The food was pretty good. The tacos were solid, but don’t expect the bold taste or quality of Nada or Bakersfield. The short rib was pretty good, but didn’t really get your taste buds excited. The Mac and Cheese was good as well, but again, don’t expect the Mac and Cheese at a Ruby’s or Senate. Still, it was good and the truffle oil flavor came through. The burger was good, the lobster was good, but it wasn’t as good as a burger at Terry’s or The Rookwood (http://wp.me/p3jVIR-2F/). The truffle fries were great, however. Thin and full of flavor, you get a big hit of truffle flavor and they made the rest of the food better. All that said, this is a craft beer bar…the food, to me, is a bonus. I was so happy and in beer heaven that the food was suddenly an afterthought (which is almost never the case for me). The food overall was way better than many bars have, and definitely above average.

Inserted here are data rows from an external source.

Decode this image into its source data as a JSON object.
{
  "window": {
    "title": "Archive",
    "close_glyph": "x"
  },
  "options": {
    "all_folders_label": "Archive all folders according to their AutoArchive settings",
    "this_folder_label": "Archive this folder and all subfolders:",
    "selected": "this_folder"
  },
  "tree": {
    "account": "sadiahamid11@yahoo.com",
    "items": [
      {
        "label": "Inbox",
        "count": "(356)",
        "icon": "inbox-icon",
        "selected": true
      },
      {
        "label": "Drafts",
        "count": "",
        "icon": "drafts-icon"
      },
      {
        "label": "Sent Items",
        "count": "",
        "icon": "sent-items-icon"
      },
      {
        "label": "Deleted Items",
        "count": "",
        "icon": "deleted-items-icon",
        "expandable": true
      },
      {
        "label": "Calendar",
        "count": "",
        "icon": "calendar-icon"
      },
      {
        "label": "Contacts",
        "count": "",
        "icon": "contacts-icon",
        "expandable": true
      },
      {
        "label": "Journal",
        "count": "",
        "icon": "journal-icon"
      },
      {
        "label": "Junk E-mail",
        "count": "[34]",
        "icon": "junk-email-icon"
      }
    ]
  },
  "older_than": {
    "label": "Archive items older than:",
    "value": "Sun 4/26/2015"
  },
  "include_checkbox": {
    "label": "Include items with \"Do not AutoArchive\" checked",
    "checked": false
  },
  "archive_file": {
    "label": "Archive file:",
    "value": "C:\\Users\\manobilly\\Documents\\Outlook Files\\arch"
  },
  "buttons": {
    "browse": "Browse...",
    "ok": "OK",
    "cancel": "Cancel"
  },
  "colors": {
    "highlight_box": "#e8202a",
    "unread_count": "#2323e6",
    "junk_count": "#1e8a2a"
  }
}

The final piece of dinner was a really good dessert. The salted caramel butterscotch pudding has chocolate cookie crumble and maldon sea salt, and is topped with house made whipped cream. Both of us really enjoyed this, and the sweet and salty flavors combine to really give a great flavor to the dish…highly recommended.

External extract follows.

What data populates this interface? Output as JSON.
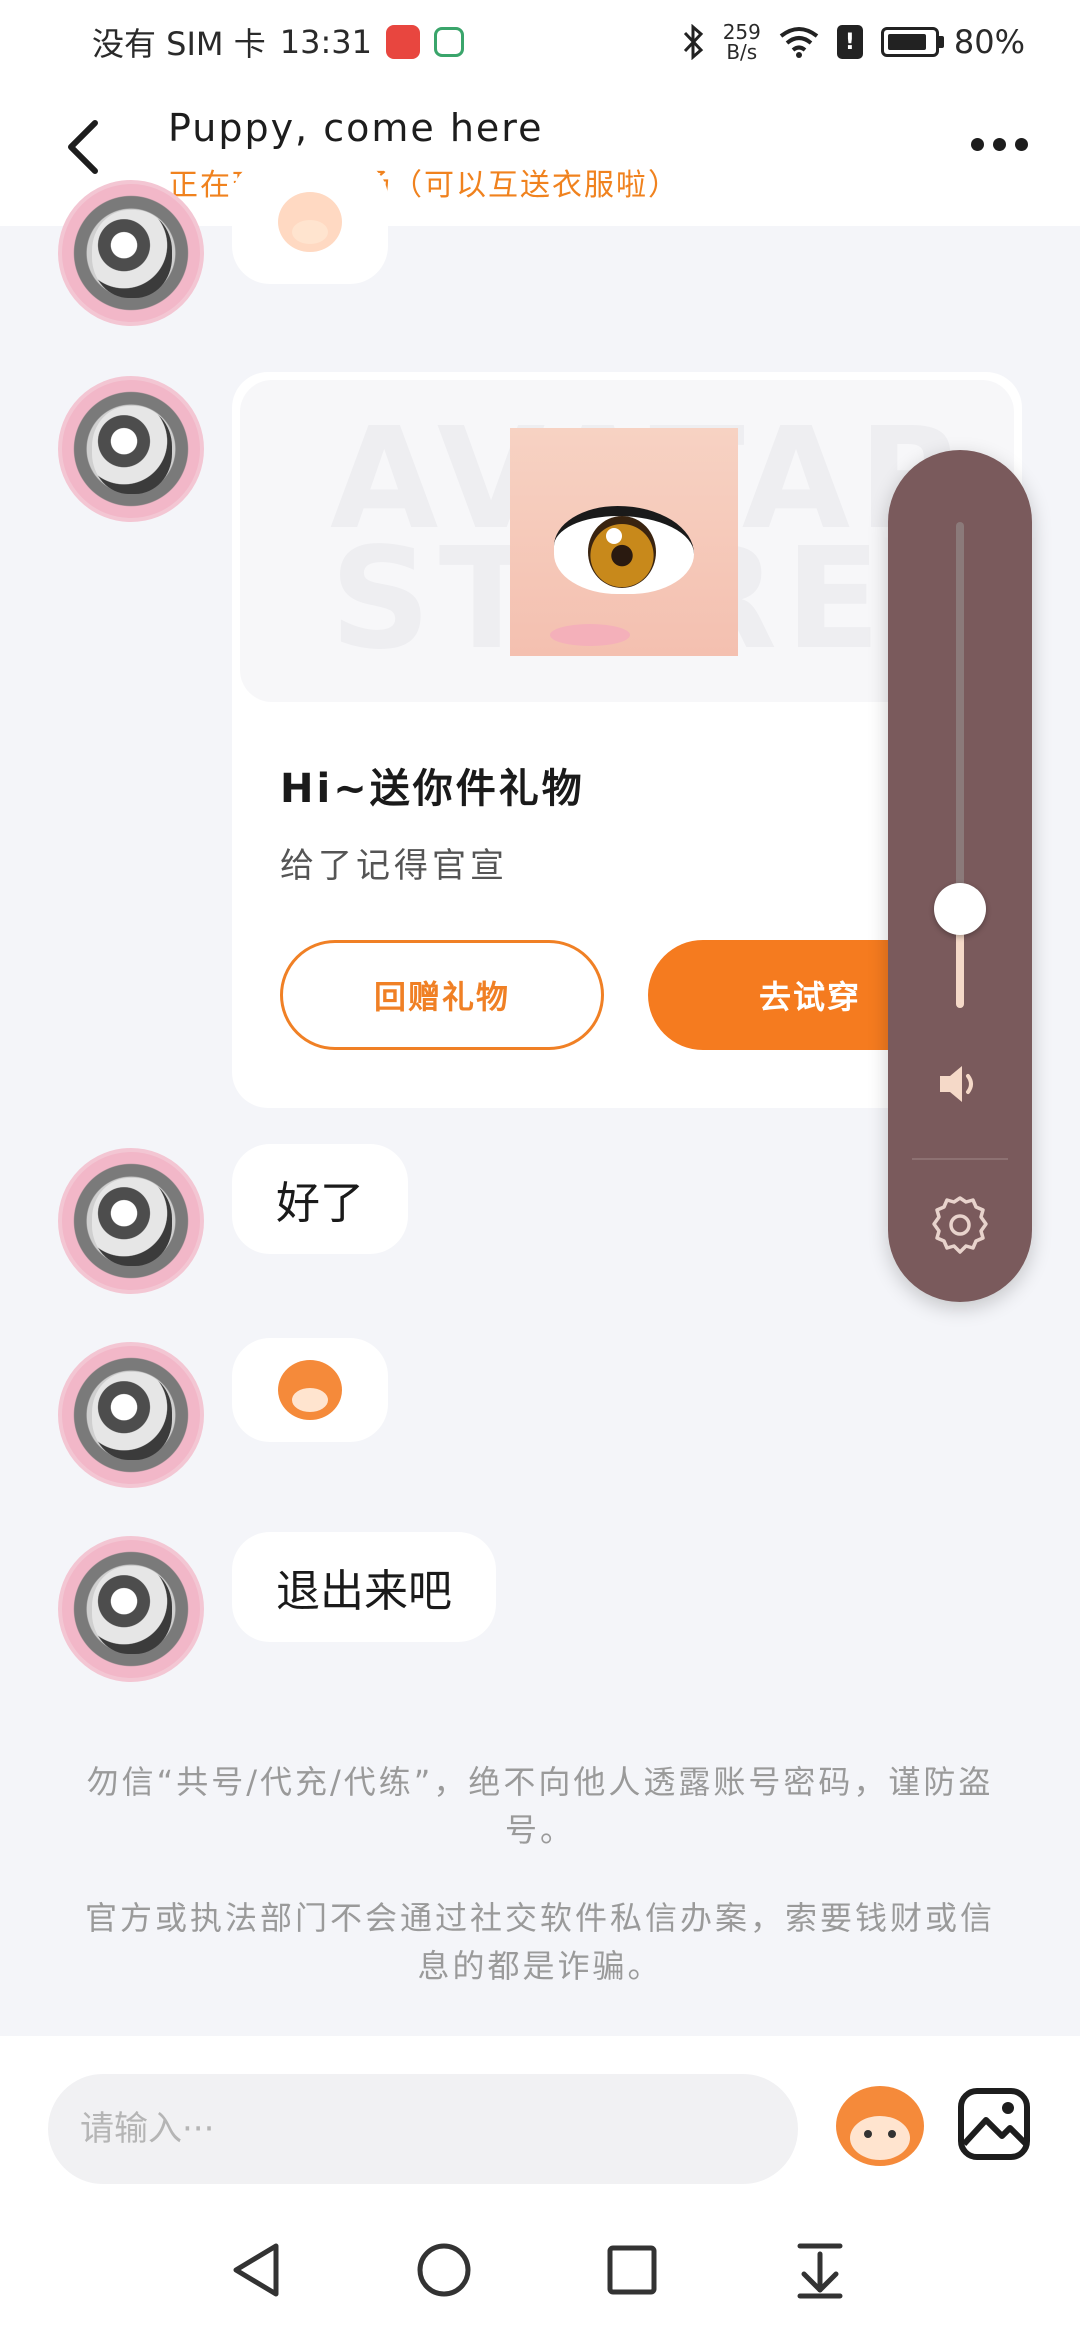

I think the biggest question most reading this will have is how it compares with its neighbor, the Moerlein Lager House (http://wp.me/p3jVIR-39). Well, that’s tougher to compare than you’d think. Both carry craft beer, serve food, and have huge windows that overlook the scenery that the riverfront offers. However, Moerlein is a brewpub…they brew their own beer and feature that beer. The guest taps are secondary, for better or for worse, than their own brews. Yard House does not brew their own beer (although they do have a house made non-alcoholic ginger beer), and concentrates on beers from all over the country and even the world. The food is also far better at Moerlein…a smaller, more specialized menu. As a huge fan of food (and the writer of a food blog), I have to go with Moerlein if you are eating dinner. Plus, Moerlein is a cooler place for Cincinnati beer and sports history (they have a plaque on the floor where Pete Rose’s record breaking 4,192’nd hit landed). If you want to concentrate more on drinking with food being secondary, Yard House is your better option. There is just such a huge selection of beer…unlike a huge food menu, a huge beer menu is a great thing, and these guys have it.
Overall, Yard House is a fantastic place to enjoy beer. A very cool ambiance, an amazing selection of craft beer…it’s a great time. As long as you don’t expect the food to be as good as Moerlein’s you will have a great time.